Interface dataset entries

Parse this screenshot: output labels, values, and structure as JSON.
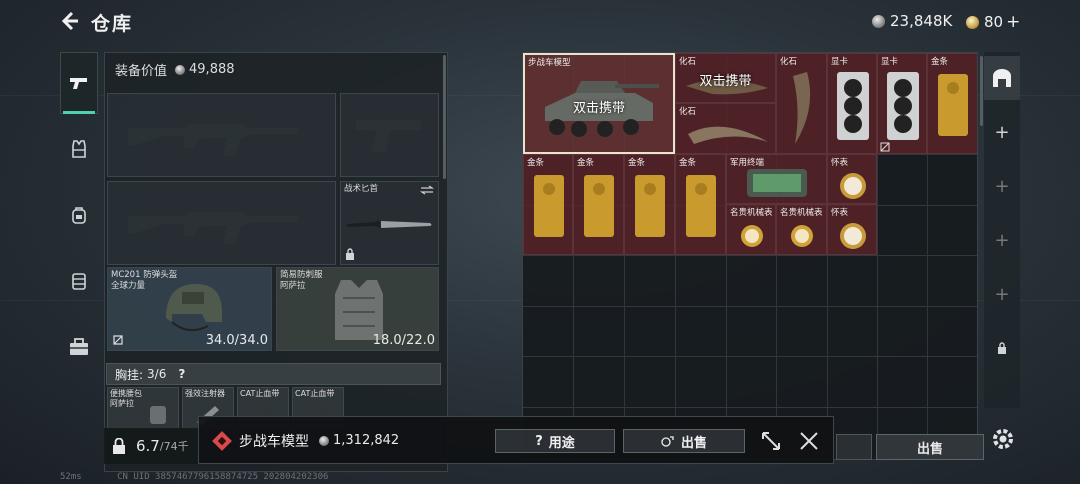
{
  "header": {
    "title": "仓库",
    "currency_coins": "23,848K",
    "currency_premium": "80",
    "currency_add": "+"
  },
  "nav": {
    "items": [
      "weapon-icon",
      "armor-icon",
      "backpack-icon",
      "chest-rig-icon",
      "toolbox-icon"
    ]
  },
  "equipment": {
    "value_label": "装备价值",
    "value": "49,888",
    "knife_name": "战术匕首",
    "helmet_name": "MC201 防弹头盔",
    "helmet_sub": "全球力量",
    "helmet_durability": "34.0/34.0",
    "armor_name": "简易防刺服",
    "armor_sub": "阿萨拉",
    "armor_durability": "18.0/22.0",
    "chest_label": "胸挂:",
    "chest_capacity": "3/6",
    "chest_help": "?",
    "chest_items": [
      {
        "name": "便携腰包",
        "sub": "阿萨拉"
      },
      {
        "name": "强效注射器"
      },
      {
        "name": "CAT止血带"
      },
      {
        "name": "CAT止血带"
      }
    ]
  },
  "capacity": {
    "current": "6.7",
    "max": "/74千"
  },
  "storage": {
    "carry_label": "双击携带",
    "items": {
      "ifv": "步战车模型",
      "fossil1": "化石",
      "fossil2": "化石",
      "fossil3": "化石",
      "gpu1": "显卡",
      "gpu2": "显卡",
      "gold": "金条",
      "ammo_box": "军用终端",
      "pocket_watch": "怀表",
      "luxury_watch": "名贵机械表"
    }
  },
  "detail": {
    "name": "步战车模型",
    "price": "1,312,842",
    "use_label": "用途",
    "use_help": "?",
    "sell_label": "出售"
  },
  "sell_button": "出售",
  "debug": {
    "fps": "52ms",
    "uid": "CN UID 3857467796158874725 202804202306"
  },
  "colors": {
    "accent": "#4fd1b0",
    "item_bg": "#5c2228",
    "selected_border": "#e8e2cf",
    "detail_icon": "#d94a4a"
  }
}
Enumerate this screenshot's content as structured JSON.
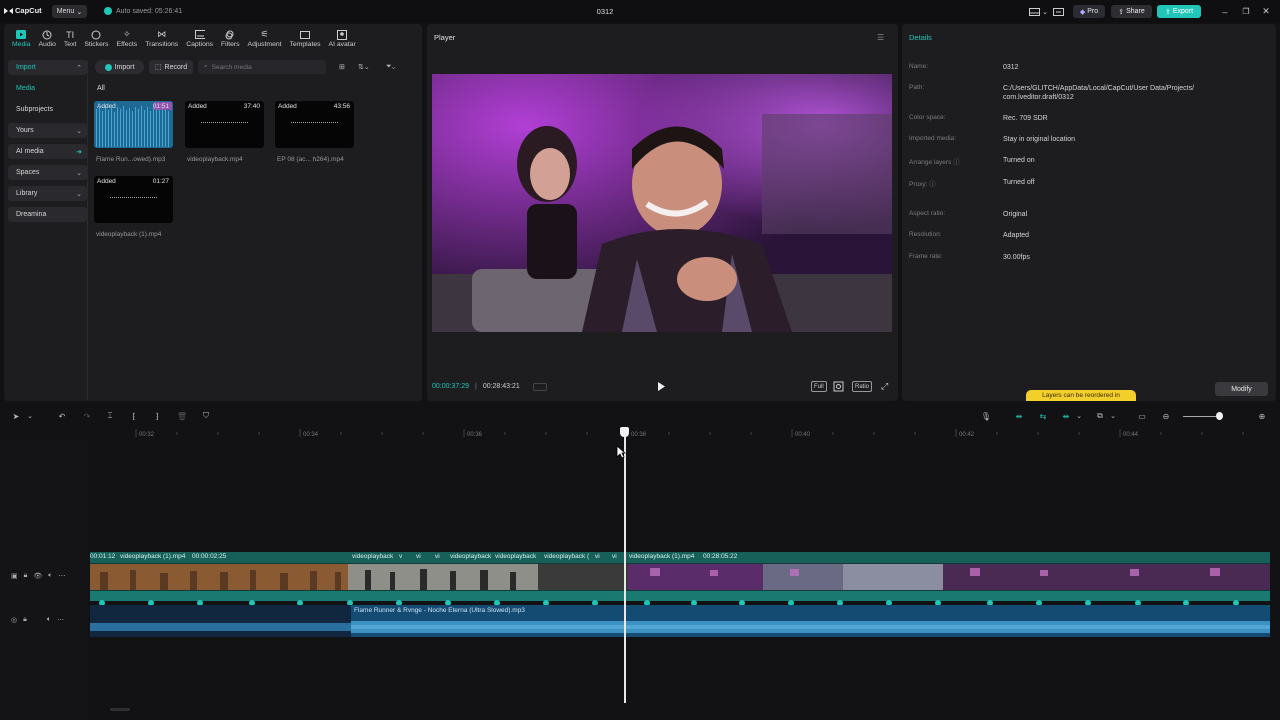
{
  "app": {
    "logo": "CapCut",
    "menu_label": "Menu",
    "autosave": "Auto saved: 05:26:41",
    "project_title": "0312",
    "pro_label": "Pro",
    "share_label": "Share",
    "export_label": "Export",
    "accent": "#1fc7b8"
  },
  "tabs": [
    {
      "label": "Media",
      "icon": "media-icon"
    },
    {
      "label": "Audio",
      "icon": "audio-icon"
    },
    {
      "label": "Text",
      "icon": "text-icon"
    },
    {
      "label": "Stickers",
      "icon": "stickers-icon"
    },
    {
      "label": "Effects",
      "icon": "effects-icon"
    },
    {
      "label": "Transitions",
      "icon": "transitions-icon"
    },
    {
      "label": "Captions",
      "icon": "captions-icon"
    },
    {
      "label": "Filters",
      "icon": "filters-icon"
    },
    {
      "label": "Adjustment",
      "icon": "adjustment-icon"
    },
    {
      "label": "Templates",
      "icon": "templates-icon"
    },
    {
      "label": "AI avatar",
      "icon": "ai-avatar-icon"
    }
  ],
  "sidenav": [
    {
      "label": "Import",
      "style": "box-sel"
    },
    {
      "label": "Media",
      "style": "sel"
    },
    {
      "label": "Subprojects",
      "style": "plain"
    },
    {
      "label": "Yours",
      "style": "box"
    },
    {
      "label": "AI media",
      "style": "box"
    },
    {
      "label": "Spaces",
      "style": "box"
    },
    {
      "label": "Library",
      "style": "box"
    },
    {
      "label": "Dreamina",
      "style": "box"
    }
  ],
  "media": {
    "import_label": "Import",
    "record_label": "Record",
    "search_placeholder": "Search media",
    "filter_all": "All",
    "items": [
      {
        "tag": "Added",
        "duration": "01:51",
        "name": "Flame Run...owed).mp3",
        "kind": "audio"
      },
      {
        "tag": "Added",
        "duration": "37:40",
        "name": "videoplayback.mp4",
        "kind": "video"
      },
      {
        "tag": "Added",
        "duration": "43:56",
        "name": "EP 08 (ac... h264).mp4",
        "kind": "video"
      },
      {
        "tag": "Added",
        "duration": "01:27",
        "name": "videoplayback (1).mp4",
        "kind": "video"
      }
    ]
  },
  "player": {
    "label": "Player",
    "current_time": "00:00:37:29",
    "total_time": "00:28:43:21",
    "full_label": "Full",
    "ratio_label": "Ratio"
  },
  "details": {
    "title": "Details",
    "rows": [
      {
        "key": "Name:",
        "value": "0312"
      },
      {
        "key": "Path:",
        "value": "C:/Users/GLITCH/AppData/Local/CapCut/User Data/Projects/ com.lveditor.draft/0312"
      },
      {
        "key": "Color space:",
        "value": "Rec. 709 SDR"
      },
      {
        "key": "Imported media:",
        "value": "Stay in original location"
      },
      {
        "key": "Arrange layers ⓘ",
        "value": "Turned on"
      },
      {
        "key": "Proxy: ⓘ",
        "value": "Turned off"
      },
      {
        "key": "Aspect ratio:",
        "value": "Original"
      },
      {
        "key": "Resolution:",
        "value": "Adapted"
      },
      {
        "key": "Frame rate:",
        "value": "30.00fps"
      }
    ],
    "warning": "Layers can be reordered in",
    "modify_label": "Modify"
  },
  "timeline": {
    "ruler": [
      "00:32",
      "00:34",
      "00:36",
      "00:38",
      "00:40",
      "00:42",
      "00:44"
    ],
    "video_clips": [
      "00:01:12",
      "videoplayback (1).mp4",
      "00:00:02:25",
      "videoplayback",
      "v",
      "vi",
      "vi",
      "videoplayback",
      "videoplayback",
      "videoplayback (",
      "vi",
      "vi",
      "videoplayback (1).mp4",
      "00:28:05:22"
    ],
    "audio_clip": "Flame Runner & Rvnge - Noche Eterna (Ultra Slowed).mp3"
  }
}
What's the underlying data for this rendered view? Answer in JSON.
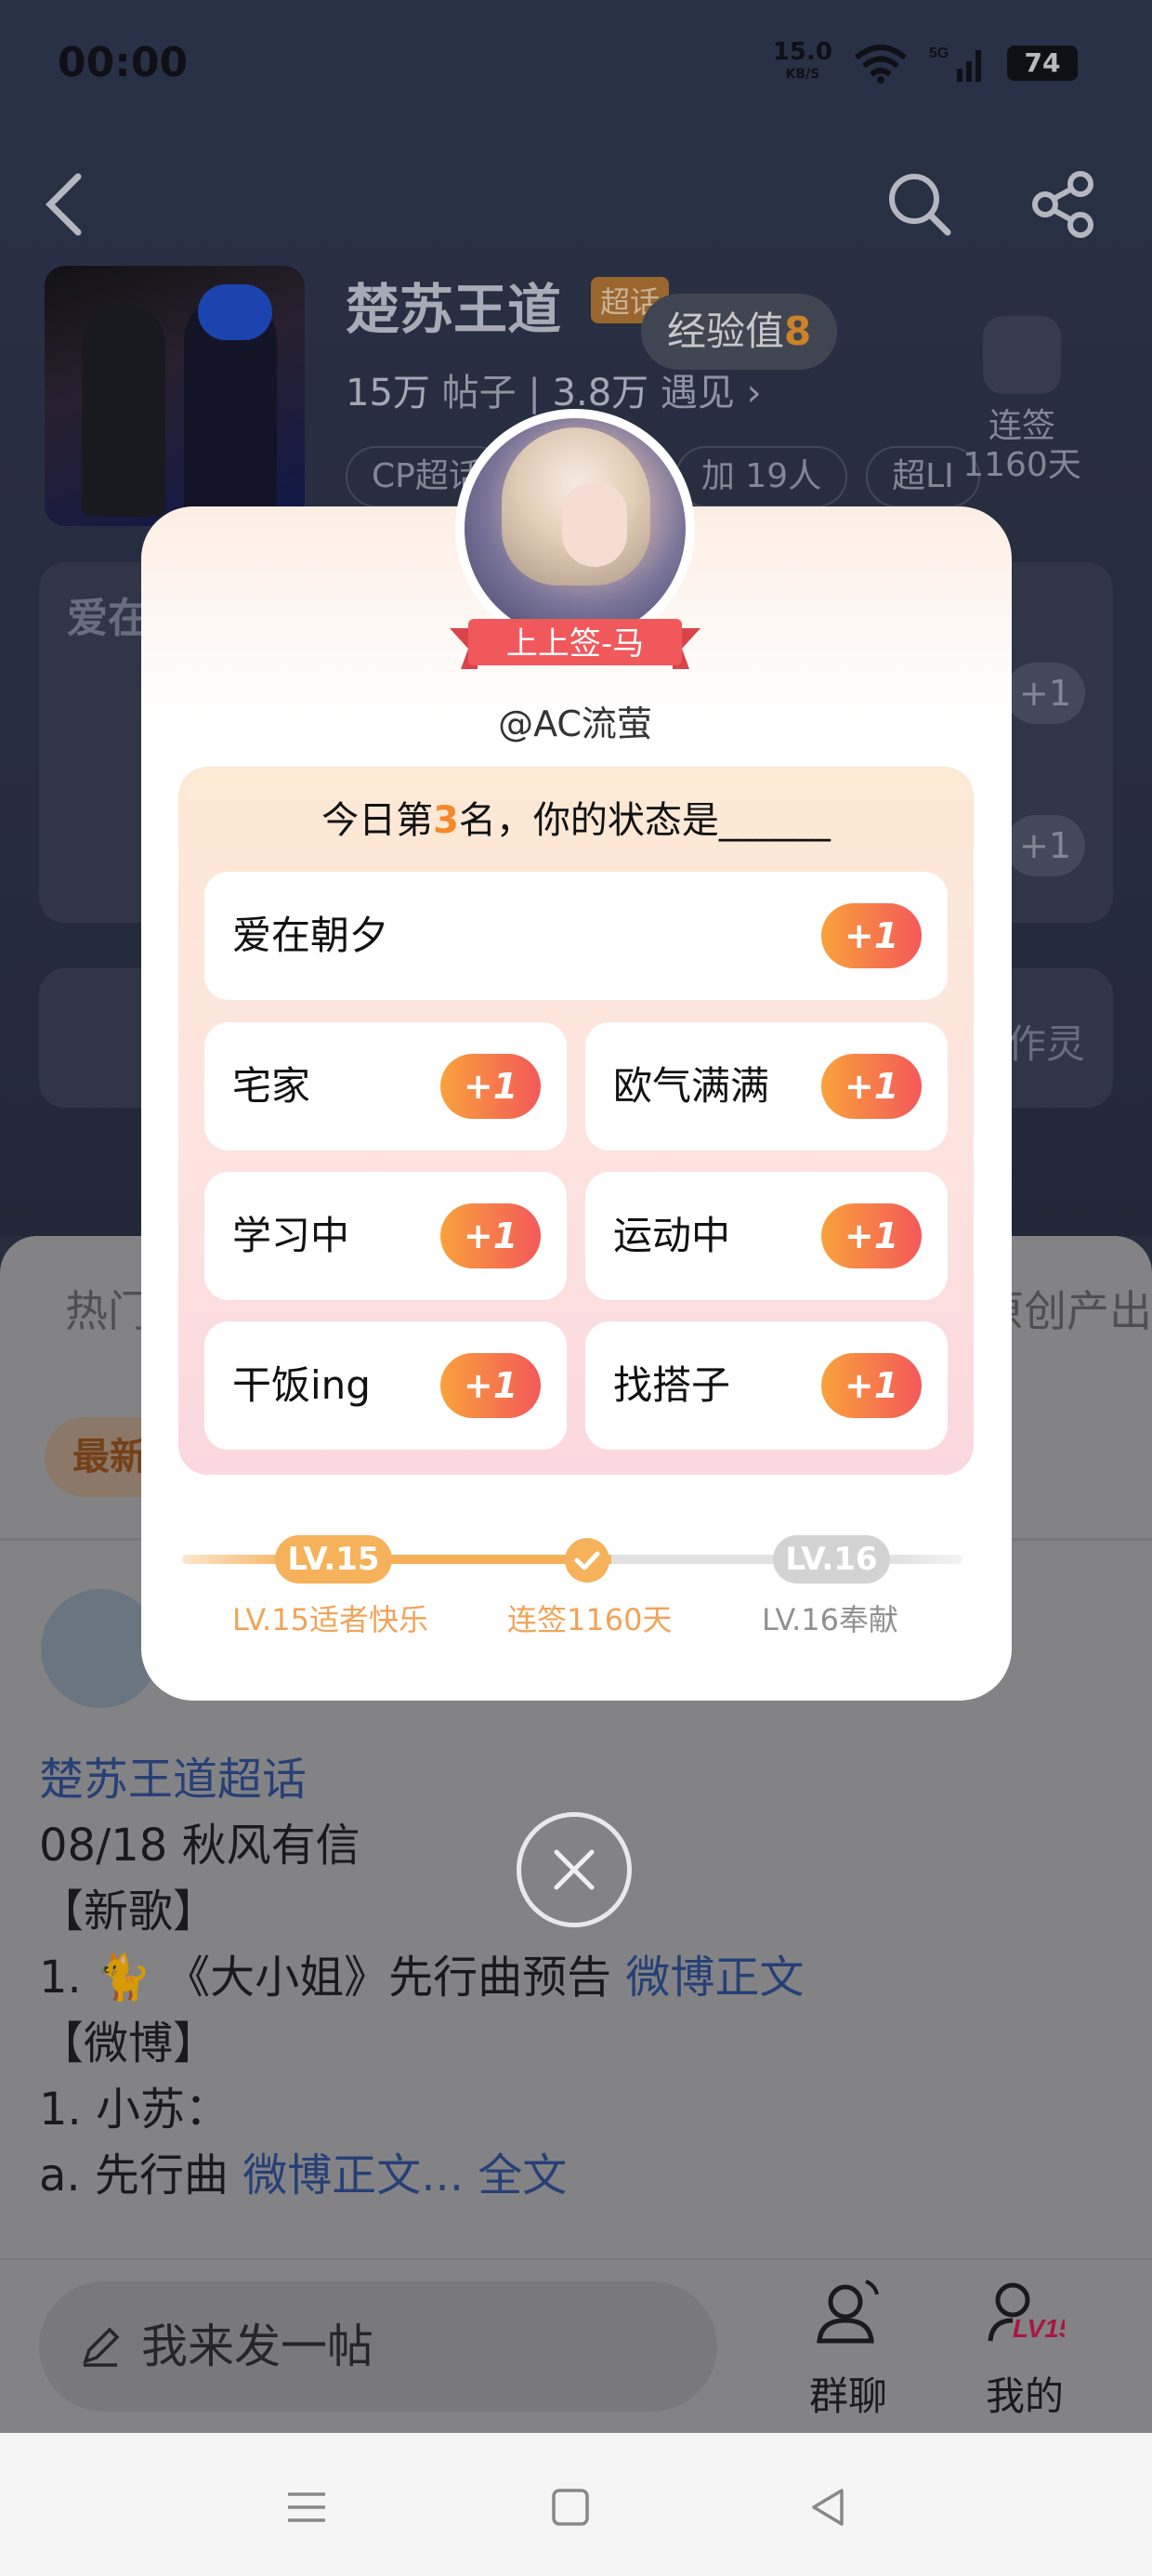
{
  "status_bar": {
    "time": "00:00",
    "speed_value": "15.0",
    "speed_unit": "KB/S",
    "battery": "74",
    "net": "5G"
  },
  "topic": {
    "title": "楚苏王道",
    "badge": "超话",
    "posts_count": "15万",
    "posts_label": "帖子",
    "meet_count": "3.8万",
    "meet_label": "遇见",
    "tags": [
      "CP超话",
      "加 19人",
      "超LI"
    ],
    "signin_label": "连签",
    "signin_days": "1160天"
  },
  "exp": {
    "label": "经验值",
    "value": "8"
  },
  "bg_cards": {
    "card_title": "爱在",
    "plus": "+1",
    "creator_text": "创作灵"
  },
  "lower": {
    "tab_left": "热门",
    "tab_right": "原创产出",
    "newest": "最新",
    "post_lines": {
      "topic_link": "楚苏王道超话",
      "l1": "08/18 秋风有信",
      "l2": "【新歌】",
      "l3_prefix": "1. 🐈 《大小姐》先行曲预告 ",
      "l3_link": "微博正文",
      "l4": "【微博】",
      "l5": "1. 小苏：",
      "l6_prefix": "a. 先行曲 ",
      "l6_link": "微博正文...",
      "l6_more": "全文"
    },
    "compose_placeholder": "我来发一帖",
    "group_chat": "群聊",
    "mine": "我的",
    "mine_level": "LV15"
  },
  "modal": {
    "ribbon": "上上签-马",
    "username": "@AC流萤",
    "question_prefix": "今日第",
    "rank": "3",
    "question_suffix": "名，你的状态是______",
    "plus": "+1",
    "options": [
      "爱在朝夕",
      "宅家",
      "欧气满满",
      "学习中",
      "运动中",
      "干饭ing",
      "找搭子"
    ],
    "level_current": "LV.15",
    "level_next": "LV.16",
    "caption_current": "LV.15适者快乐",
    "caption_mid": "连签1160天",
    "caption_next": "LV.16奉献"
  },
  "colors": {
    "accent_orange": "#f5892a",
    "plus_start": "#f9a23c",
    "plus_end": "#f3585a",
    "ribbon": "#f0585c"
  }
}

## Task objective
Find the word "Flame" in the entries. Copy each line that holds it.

## Task output
        "name": "Flame Run...owed).mp3",
    "audio_clip": "Flame Runner & Rvnge - Noche Eterna (Ultra Slowed).mp3"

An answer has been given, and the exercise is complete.